This mission was the second time this spring the Challenger Learning Center® has conducted an e-Mission with Dutch students. Today's mission took place via the Holland Space Center, a similar organization to Challenger that works with the European Space Agency in promoting space science. It offers students programs to spur their interest in space and astronomy while building their skills in science, technology, and mathematics. Judging by today's enthusiastic group of students, the e-Mission helped the students achieve those goals.

"Doing the transmission was fun because the messages were on the computer, and they kept coming in," said Kristine, a student who served as one of the communications officers for the mission. Her job involved receiving data about the lost ship that Frank was sending from mission control in Wheeling. "I had a book to help me put the messages in the right sequence, so it wasn't as difficult," Kristine added.

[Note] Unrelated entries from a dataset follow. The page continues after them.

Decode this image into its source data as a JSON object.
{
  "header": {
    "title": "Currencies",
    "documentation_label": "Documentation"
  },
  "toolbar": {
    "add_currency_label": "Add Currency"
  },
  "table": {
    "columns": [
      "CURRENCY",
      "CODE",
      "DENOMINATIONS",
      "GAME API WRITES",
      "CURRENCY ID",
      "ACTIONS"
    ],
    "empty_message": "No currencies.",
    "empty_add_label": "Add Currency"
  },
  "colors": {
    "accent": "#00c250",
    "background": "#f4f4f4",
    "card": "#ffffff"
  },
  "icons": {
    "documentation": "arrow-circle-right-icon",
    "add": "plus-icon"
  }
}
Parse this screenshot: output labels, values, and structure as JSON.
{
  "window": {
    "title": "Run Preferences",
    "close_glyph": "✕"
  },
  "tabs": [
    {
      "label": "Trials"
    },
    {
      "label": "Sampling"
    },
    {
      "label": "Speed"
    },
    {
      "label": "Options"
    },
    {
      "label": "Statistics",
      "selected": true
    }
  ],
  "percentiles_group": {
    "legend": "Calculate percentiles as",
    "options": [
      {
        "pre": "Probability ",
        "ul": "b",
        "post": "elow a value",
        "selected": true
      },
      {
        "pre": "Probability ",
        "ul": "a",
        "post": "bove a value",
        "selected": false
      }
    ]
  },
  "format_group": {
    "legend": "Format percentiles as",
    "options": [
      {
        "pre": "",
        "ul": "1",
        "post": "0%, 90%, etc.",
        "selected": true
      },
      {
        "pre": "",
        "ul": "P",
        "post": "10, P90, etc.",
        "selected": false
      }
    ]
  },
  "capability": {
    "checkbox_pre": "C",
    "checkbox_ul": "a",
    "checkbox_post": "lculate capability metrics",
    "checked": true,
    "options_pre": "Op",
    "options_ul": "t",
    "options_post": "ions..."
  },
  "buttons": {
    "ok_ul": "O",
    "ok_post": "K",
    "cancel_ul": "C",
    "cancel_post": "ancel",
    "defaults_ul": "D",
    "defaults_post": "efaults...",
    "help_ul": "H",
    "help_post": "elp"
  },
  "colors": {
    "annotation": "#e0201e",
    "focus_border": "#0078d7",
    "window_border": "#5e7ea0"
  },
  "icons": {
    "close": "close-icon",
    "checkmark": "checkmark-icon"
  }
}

"It was good to work with other kids who I don't know and to learn about the planets," she said. Kristine was one of the more fluent speakers of English, so she translated the information into Dutch for other students.

Roland Taams, who operates the Holland Space Center, complimented the students.

"They're very smart children. They translated for themselves. They have to take English, and they practice in their houses with their families," Taams said.

After the mission Frank asked the students what questions they had. They wanted to know what state Wheeling is in and where it's at in the United States. They also asked what time it was at Wheeling (9 a.m. when the mission ended) and what time Frank had to get up to start the mission on time (4:30 a.m.!). There is a six-hour time difference between Wheeling and The Hague.

The Netherlands is one of 14 countries to which the Challenger Learning Center has expanded its missions.